**YOUR TASK**
Restate the records underneath, keeping each one exactly the same.

**LISTED RECORDS**
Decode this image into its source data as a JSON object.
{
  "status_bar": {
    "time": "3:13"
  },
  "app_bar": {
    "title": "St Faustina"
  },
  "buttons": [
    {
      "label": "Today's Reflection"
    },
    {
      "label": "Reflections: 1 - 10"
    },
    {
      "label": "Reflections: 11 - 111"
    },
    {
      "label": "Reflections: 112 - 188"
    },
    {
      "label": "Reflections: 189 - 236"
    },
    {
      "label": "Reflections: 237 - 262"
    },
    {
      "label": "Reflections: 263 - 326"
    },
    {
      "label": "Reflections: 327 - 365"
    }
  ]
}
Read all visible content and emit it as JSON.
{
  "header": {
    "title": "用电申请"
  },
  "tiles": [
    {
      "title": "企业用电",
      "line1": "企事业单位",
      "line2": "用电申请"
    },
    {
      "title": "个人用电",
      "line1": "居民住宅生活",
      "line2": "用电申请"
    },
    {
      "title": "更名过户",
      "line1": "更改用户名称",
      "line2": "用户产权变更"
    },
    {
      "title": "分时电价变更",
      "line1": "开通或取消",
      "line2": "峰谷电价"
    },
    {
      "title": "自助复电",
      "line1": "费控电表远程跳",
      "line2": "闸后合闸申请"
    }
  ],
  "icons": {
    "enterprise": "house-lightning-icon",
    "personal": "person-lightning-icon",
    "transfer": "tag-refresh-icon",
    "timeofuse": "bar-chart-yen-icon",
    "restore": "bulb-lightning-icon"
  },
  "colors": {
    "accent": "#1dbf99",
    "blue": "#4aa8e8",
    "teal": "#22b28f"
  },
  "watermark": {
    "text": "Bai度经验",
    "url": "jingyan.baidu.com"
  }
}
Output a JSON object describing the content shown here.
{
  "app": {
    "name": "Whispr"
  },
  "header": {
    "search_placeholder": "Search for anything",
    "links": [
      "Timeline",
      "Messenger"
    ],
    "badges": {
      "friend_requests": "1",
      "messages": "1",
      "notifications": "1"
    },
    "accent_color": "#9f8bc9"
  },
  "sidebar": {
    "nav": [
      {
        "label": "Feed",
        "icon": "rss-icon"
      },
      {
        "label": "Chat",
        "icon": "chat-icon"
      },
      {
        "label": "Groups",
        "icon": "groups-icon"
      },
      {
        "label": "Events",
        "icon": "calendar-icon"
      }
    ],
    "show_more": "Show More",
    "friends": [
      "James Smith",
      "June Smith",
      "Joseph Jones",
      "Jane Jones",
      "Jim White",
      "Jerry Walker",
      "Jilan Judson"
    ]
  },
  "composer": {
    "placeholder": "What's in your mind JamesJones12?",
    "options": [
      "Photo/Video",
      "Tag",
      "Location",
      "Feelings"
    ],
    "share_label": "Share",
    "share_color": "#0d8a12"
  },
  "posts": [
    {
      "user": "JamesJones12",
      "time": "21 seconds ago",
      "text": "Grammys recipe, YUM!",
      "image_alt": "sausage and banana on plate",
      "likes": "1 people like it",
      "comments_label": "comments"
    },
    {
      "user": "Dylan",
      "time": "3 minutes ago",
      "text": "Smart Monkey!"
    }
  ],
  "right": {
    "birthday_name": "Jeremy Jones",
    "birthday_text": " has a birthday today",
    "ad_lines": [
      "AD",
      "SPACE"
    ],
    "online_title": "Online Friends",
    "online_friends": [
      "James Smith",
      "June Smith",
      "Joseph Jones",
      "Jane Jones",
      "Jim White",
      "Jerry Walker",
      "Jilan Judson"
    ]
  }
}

**TASK SOLUTION**
Decode this image into its source data as a JSON object.
{
  "status_bar": {
    "time": "3:13"
  },
  "app_bar": {
    "title": "St Faustina"
  },
  "buttons": [
    {
      "label": "Today's Reflection"
    },
    {
      "label": "Reflections: 1 - 10"
    },
    {
      "label": "Reflections: 11 - 111"
    },
    {
      "label": "Reflections: 112 - 188"
    },
    {
      "label": "Reflections: 189 - 236"
    },
    {
      "label": "Reflections: 237 - 262"
    },
    {
      "label": "Reflections: 263 - 326"
    },
    {
      "label": "Reflections: 327 - 365"
    }
  ]
}
Read all visible content and emit it as JSON.
{
  "header": {
    "title": "用电申请"
  },
  "tiles": [
    {
      "title": "企业用电",
      "line1": "企事业单位",
      "line2": "用电申请"
    },
    {
      "title": "个人用电",
      "line1": "居民住宅生活",
      "line2": "用电申请"
    },
    {
      "title": "更名过户",
      "line1": "更改用户名称",
      "line2": "用户产权变更"
    },
    {
      "title": "分时电价变更",
      "line1": "开通或取消",
      "line2": "峰谷电价"
    },
    {
      "title": "自助复电",
      "line1": "费控电表远程跳",
      "line2": "闸后合闸申请"
    }
  ],
  "icons": {
    "enterprise": "house-lightning-icon",
    "personal": "person-lightning-icon",
    "transfer": "tag-refresh-icon",
    "timeofuse": "bar-chart-yen-icon",
    "restore": "bulb-lightning-icon"
  },
  "colors": {
    "accent": "#1dbf99",
    "blue": "#4aa8e8",
    "teal": "#22b28f"
  },
  "watermark": {
    "text": "Bai度经验",
    "url": "jingyan.baidu.com"
  }
}
Output a JSON object describing the content shown here.
{
  "app": {
    "name": "Whispr"
  },
  "header": {
    "search_placeholder": "Search for anything",
    "links": [
      "Timeline",
      "Messenger"
    ],
    "badges": {
      "friend_requests": "1",
      "messages": "1",
      "notifications": "1"
    },
    "accent_color": "#9f8bc9"
  },
  "sidebar": {
    "nav": [
      {
        "label": "Feed",
        "icon": "rss-icon"
      },
      {
        "label": "Chat",
        "icon": "chat-icon"
      },
      {
        "label": "Groups",
        "icon": "groups-icon"
      },
      {
        "label": "Events",
        "icon": "calendar-icon"
      }
    ],
    "show_more": "Show More",
    "friends": [
      "James Smith",
      "June Smith",
      "Joseph Jones",
      "Jane Jones",
      "Jim White",
      "Jerry Walker",
      "Jilan Judson"
    ]
  },
  "composer": {
    "placeholder": "What's in your mind JamesJones12?",
    "options": [
      "Photo/Video",
      "Tag",
      "Location",
      "Feelings"
    ],
    "share_label": "Share",
    "share_color": "#0d8a12"
  },
  "posts": [
    {
      "user": "JamesJones12",
      "time": "21 seconds ago",
      "text": "Grammys recipe, YUM!",
      "image_alt": "sausage and banana on plate",
      "likes": "1 people like it",
      "comments_label": "comments"
    },
    {
      "user": "Dylan",
      "time": "3 minutes ago",
      "text": "Smart Monkey!"
    }
  ],
  "right": {
    "birthday_name": "Jeremy Jones",
    "birthday_text": " has a birthday today",
    "ad_lines": [
      "AD",
      "SPACE"
    ],
    "online_title": "Online Friends",
    "online_friends": [
      "James Smith",
      "June Smith",
      "Joseph Jones",
      "Jane Jones",
      "Jim White",
      "Jerry Walker",
      "Jilan Judson"
    ]
  }
}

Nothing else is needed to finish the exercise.